One solution to the posted problem is to change the decimal separator, and it can be done from Excel,
Options -> Advanced -> Editing options -> Decimal separator. If this is fixed, Excel would not have classified the input value as a 'date' value.
The decimal separator is not something I would immediately consider because, who would use a comma as the decimal separator? And yet, interestingly and surprisingly, half the world actually uses it (https://en.wikipedia.org/wiki/Decimal_separator).
However, I did recognize the
43125 as a 'date' value in numerical form. If we take away the issue about the decimal separator, a similar example would be
1-25, which Excel would interpret as a 'date' value and under the 'number' format gives
45658.00. More confusingly is that Excel allows custom formats so that the 'date' value can appear as
1,25 or any other form.
I used a lot of 'date' values in spreadsheets for calculations and they can be annoying. Occasionally when I reopen these spreadsheets, Excel (or Openoffice) would think they know better and automatically convert these date columns from the 'date' format to the 'number' format for no reasons.

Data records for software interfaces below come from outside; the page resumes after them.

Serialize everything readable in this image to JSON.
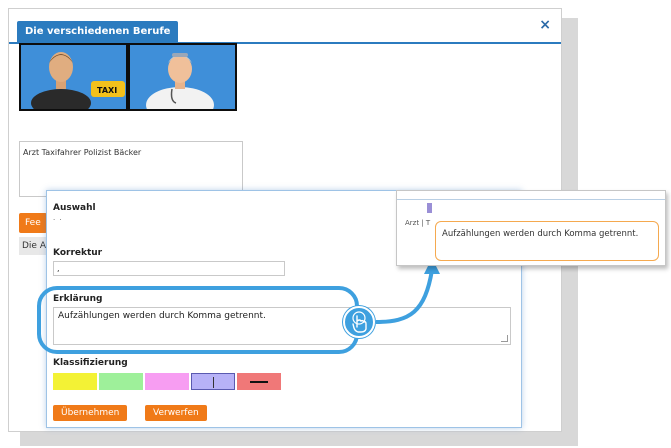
{
  "window": {
    "title": "Die verschiedenen Berufe",
    "close_symbol": "×"
  },
  "pictures": [
    {
      "name": "taxi driver",
      "sign_text": "TAXI"
    },
    {
      "name": "doctor"
    }
  ],
  "answer": {
    "text": "Arzt Taxifahrer Polizist Bäcker"
  },
  "feedback_button": {
    "label": "Fee"
  },
  "list_row": {
    "label": "Die A"
  },
  "dialog": {
    "auswahl_label": "Auswahl",
    "auswahl_value": ". .",
    "korrektur_label": "Korrektur",
    "korrektur_value": ",",
    "erklaerung_label": "Erklärung",
    "erklaerung_value": "Aufzählungen werden durch Komma getrennt.",
    "klassifizierung_label": "Klassifizierung",
    "swatches": [
      {
        "color": "#f3f235",
        "name": "yellow"
      },
      {
        "color": "#9ef09a",
        "name": "green"
      },
      {
        "color": "#f79df2",
        "name": "pink"
      },
      {
        "color": "#b7b2f7",
        "name": "lavender",
        "selected": true
      },
      {
        "color": "#f07878",
        "name": "red-strike"
      }
    ],
    "apply_label": "Übernehmen",
    "discard_label": "Verwerfen"
  },
  "preview": {
    "answer_text": "Arzt | T",
    "tooltip_text": "Aufzählungen werden durch Komma getrennt."
  },
  "colors": {
    "accent_blue": "#2b7bbf",
    "highlight_blue": "#3ea0df",
    "orange": "#f07a18"
  }
}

In these situations,
right-click mouse -> Format Cells -> Number and reset to the correct format for the cells/columns would recover the data.